Optimy: How do you keep the momentum going and engage these first-time donors so they keep helping the community in the long run?

Shannon: We have strategies. So every First-Time Donor, that is new to us, we phone them and thank them. We have a conversation. We want to know what inspired them to give. And we find that certainly helps with retention. We really have tried to build a great stewardship program so that people know that we’re here for them and if they need help, they can call us and we can try to help them as well. So, yeah, we’re communicating a lot more electronically.

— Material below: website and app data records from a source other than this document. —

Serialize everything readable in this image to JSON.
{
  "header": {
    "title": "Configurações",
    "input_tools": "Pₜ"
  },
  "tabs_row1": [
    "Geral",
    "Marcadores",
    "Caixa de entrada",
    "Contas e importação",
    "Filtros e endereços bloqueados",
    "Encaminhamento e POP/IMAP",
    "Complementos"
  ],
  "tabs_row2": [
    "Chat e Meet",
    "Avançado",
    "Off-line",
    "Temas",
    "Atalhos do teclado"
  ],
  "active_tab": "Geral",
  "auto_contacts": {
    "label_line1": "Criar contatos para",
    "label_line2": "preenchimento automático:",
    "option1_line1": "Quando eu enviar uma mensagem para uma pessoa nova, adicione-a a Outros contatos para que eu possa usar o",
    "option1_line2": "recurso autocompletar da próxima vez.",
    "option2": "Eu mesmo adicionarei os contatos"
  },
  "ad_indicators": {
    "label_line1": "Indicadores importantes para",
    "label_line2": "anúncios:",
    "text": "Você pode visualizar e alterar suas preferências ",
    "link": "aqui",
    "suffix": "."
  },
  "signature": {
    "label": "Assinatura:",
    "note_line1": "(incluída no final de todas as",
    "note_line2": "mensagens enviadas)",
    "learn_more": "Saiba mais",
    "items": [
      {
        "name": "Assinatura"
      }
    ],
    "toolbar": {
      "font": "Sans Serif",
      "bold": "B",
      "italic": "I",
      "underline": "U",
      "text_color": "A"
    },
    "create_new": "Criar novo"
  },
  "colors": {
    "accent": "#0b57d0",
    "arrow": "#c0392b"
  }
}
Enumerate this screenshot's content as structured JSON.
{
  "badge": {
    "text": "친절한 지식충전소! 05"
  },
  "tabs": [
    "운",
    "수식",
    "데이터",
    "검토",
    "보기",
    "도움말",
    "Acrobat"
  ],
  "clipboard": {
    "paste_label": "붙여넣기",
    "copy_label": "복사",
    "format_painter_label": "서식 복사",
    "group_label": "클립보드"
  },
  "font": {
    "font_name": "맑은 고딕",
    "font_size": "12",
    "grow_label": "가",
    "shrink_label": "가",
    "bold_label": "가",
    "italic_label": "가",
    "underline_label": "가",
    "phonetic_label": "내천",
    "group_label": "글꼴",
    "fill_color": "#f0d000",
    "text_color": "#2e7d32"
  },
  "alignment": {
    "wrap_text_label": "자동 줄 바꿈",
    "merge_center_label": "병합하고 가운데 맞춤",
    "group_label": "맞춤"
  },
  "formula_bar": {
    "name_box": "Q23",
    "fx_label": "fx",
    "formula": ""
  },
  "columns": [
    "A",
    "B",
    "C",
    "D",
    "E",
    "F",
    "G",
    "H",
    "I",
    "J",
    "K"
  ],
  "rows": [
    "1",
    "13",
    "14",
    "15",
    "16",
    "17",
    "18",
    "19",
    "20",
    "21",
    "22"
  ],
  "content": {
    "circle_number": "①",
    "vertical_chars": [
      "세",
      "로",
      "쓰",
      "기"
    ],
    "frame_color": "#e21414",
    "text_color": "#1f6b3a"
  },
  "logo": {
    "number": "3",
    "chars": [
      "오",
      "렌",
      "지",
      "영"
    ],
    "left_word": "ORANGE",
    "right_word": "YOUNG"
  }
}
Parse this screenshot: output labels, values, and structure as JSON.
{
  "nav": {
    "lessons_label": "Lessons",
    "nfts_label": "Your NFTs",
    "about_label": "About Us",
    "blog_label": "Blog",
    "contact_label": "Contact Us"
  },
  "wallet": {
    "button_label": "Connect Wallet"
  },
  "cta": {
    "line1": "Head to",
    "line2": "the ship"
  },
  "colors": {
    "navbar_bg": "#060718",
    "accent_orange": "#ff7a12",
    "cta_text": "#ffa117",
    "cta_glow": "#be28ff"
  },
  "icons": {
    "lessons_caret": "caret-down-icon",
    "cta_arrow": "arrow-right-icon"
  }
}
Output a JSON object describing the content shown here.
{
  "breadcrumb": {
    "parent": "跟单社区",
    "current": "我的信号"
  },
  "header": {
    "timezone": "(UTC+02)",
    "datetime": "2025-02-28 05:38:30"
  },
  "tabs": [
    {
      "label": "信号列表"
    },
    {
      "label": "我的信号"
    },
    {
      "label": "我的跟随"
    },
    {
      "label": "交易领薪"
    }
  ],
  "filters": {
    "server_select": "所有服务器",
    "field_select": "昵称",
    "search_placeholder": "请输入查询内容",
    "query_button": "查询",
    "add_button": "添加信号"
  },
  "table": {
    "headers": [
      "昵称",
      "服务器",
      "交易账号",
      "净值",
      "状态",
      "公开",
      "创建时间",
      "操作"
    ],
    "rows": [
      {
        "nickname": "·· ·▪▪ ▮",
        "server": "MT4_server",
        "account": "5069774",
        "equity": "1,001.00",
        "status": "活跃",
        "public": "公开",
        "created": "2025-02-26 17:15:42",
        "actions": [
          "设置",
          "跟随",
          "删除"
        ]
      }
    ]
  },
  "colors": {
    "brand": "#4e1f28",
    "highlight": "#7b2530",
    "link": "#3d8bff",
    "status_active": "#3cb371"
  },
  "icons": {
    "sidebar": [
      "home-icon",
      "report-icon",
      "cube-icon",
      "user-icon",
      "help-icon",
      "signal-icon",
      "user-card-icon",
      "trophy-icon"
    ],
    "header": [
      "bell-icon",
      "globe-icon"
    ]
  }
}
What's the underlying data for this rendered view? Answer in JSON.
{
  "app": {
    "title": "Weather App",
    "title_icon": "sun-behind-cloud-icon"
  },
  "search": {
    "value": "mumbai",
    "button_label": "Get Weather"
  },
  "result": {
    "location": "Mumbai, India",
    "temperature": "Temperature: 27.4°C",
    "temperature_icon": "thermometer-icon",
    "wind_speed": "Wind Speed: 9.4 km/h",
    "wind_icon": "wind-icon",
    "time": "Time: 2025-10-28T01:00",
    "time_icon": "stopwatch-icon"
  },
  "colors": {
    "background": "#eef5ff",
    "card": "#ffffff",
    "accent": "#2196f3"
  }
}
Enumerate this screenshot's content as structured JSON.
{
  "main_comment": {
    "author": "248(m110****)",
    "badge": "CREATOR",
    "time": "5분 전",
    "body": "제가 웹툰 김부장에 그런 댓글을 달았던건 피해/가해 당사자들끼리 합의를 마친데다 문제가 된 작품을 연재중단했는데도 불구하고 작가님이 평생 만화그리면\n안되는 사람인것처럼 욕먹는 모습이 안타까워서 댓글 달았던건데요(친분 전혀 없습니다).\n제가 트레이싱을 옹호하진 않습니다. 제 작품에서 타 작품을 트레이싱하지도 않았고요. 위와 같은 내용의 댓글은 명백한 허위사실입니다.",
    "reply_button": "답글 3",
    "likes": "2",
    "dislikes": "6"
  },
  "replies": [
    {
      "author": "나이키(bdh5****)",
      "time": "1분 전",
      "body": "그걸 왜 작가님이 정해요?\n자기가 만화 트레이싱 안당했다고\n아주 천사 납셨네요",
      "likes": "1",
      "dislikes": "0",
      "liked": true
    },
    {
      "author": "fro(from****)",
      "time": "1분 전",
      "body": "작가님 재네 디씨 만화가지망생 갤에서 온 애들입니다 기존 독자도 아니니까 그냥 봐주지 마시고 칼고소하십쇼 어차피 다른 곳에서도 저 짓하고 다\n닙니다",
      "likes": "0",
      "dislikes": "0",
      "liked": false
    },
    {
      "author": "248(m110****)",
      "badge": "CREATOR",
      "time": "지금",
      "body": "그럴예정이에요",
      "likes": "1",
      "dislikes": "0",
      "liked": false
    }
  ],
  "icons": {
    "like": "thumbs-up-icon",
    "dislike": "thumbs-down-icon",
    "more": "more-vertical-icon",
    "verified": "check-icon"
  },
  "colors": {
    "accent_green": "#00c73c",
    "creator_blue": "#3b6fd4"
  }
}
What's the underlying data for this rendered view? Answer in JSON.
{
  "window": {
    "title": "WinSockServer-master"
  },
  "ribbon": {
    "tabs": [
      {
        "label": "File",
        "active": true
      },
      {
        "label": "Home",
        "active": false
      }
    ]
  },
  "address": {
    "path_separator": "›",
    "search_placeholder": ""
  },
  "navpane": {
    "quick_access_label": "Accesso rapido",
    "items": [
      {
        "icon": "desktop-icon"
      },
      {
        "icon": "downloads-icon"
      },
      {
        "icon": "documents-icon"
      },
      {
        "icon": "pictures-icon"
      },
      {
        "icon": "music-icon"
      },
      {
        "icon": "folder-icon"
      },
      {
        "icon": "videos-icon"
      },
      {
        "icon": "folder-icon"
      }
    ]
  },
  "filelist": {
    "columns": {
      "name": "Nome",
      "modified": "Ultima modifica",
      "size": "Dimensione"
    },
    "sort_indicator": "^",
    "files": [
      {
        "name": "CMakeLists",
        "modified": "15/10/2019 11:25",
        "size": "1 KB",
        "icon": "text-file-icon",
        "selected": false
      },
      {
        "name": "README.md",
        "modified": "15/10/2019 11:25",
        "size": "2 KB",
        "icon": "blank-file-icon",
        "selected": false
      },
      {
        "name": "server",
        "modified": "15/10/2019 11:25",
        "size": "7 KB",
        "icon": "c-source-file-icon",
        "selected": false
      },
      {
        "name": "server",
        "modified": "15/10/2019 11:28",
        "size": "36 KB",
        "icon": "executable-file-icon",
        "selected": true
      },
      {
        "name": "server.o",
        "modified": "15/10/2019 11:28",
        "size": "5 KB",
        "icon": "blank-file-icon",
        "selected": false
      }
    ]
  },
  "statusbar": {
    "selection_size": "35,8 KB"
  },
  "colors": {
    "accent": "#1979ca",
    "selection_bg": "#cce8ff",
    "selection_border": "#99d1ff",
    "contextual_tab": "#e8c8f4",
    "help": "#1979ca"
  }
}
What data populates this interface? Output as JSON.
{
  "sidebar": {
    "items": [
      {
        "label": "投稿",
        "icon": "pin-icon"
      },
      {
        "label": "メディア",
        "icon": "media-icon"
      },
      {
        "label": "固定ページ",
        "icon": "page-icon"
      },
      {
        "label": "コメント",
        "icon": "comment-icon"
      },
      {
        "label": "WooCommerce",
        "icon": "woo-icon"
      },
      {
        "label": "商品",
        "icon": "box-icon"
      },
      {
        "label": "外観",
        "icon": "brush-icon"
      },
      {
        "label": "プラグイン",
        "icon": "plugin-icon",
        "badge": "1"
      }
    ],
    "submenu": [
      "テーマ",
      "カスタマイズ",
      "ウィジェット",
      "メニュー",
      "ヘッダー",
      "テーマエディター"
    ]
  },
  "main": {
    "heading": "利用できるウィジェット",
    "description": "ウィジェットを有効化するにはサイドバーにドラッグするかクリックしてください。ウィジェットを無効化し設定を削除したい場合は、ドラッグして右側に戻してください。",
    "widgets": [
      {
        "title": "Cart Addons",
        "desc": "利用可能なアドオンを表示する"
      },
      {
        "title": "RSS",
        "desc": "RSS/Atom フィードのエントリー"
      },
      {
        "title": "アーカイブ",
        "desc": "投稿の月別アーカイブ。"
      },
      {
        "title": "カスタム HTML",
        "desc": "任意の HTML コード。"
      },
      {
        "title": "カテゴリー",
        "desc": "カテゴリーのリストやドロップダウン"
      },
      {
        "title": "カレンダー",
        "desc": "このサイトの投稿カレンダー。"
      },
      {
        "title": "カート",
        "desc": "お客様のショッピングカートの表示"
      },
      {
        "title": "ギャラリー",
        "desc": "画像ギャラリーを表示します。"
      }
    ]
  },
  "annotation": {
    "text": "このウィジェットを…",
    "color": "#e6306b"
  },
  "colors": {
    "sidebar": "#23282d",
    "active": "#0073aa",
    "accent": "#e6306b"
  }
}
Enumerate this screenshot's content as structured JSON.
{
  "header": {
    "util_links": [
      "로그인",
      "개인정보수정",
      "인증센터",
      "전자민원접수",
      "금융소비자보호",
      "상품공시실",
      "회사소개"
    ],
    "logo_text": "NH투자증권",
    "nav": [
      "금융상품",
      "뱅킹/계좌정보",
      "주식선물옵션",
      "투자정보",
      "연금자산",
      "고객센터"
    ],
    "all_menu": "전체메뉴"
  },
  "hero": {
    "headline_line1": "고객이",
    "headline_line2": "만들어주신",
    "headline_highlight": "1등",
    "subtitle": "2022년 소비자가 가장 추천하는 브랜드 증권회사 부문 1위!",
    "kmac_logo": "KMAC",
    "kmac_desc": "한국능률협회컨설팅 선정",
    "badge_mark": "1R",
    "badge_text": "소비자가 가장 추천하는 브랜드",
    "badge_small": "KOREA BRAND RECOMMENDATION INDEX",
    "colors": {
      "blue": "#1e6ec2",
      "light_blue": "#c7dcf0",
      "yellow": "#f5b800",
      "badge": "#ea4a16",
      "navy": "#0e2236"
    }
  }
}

What was once a weekly newsletter, and that certainly wasn’t sustainable, but it was something that we needed to do early on just to keep people in the know of what was going on because it was a very fearful time for everybody. Now we’re doing that on a monthly basis with a lot more information and telling a lot of donors stories. You really have to tell those good success stories and great things that the hospitals are doing to make sure people feel engaged and know what’s going on. You know, it’s tough. I want to see people. I’m a very social person. I like to meet people. I like to be able to read body language and talk to them. And it’s very difficult at this point in time not being able to do that for me. But we’re certainly doing everything we can to try to engage people, and hopefully get people to want to support us through monthly donations, which is so important to have that sustainable source of income for foundations. So we have conversations with a lot of our donors about that as well. 

Optimy: COVID has also brought new challenges to a well-known issue in the social good industry: the lack of funding. How do you think CEOs should tackle this issue?

Shannon: I think a lot of corporations are kind of scaling back a little bit on funding right now. And I think there are good reasons for that. There’s a lot of uncertainty right now, but there’s still a lot of organizations and especially foundations, private foundations that have quotas that they have to give out on an annual basis. So there’s still money to be obtained. But I think you have to look for it and you have to really build a case for support around that funding to make sure it aligns with the donors’ passion. So, you know, you have to do your research and figure out what that looks like. So, for example, we had a great organization step up and provide us with three ventilators through the early months of COVID because we realized we need these ventilator’s and each ventilator is very expensive. So a donor stepped up, a corporation, and said, “Hey, we’ll buy you three ventilators. Here are one hundred ninety-five thousand dollars to do that”. 

But it was something that totally aligned with that company. And they were passionate about health. They wanted to do something at the right time to support COVID. And we were able to tell them a story about a patient that because they were able to be on a ventilator at this point in time, they were able to survive and ultimately be able to go home to their family. 

So it’s closing that loop. It’s finding a company that aligns with what you’re currently fundraising for doing your research, which is crucial, putting in the right proposal at the right time, and being able to follow up with a real story that’s going to show them the value of what they have funded. 

And, you know, corporations are responsible to their shareholders, and their shareholders need to be able to see the difference that their community investment is making. Community investment in a corporation is the easiest thing to cut. So if you can’t prove that you’re making an impact and making a difference, and that’s through those personal stories that you provide back to the corporation, then chances are that their funding could be reduced. And we don’t want to see that. So I think there’s work that needs to be done before you put us out there. But I think there are numerous different untapped sources of funding that you have to look for and do your research and put together the best proposal you can. 

If you would like to know more about the work of the Queensway Carleton Hospital Foundation, you can access: www.QCHfoundation.ca

To listen to our full interview with Shannon Gorman in which she shares many other tips for Corporate Foundations, click here